Portland's "neighborhoods" aren't neighborhoods
The map tells me mine is Hillsdale here in Southwest Portland. Wilson High School and the Hillsdale Town Center are at its core.
But with a population of 7800 and boundaries that separate Hillsdale “neighbors” by as much as three miles, we are living a “neighborhood” fantasy.
Worse, the designation of Portland’s 99 as “neighborhoods” is beyond fantastical, confusing and inexact. It is leaving us grossly unprepared for major natural disasters such as a massive earthquake.
My real neighbors are the folks who live near my house up and down the street. They are people I occasionally chat with and whom I frequently see. I know many of their names, but I should know more.
This is my neighborhood. If it is like yours, it consists of the 20 to 35 people living in roughly 10 to 15 dwellings. If you do the math, the Hillsdale community comprises approximately 300 such neighborhoods.
So where does that leave Hillsdale and Hayhurst, Sunnyside, Belmont, Woodstock, The Pearl and Hawthorne? They are COMMUNITIES, and we should call them exactly that.
The change would free the term “neighborhood” to be used accurately and effectively.
When it gets right down to the nitty gritty of organizing for crime watches, emergency preparedness and, yes, block parties, we do it with our neighbors in our true neighborhoods. We do it with people we know well enough to care about as neighbors.
The distinction is vitally important.
Recently I met with one of the co-chairs of Hillsdale’s “Neighborhood Emergency Team (NET).” The team has only 14 members, out of those Hillsdale 7800 residents. The co-chair recently told the Hillsdale Neighborhood Association that Hillsdale NET’s tiny numbers and our large “neighborhood” make “neighborhood-wide” preparedness impossible.
Note the repeated use of the term “neighborhood” above. He and I agreed that the pervasive misuse of the word stands in the way of grassroots organizing in true neighborhoods.
We agreed that if Hillsdale were instead conceived of as “a community” consisting of small, coherent and intra- and inter-connected neighborhoods, organizing for emergencies would be much easier.

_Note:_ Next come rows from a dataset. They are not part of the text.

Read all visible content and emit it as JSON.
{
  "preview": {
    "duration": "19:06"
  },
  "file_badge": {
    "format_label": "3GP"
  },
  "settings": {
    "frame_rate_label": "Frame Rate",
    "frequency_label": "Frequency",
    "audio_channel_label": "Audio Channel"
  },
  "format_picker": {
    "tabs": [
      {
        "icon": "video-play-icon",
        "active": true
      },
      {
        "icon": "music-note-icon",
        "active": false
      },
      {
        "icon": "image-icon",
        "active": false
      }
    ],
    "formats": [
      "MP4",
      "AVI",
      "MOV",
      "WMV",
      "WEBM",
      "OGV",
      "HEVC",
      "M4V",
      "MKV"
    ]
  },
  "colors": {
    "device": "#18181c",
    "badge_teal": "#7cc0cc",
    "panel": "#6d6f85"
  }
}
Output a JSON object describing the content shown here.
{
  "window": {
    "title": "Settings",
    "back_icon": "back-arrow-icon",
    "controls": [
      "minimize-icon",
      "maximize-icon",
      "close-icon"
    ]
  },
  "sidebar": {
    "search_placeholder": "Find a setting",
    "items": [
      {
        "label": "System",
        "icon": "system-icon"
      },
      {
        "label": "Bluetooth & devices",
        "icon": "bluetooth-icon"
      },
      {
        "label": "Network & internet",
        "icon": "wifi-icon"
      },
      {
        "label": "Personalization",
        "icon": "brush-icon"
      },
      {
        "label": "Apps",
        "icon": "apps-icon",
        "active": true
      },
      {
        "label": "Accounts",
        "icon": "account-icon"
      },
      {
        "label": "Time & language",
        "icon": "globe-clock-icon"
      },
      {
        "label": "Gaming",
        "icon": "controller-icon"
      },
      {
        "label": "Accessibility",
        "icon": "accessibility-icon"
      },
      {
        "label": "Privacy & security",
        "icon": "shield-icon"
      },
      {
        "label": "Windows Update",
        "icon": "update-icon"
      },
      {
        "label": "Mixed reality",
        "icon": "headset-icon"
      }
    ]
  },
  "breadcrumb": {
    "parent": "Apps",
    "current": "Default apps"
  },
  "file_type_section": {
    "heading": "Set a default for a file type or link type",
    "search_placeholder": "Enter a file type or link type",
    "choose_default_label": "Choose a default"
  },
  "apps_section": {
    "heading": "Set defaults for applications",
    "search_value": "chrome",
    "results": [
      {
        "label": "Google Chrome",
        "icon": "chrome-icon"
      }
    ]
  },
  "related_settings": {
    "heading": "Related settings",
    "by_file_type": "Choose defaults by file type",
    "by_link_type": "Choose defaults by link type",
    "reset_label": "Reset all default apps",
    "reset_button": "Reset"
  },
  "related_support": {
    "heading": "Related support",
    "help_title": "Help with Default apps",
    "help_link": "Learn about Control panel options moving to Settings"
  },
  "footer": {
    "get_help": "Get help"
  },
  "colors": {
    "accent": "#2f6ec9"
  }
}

Each neighborhood, with its own distinctive place name, would have its own local emergency cache of supplies stored in a centrally located shed. It would provide storage food, medical supplies and an emergency generator. Neighbors would pay for the shed and the supplies. The whole pocket emergency center might come to a couple hundred dollars for each household and would be a visual symbol of the bonds uniting neighbors and their neighborhood.
In January, Portland will have a new mayor. I urge Mayor Hales to put the words “neighborhood” and “neighbors” to proper use for the health and safety of our citizens and our city.
Accordingly, the “Office of Neighborhood Involvement,” which answers to the Mayor, would find that it is suddenly working with real neighborhoods through community organizations called “community associations.” The job of the former “neighborhood associations” would not change, but they would become much more at effective working with and involving a community organized by small, efficient, caring neighborhoods.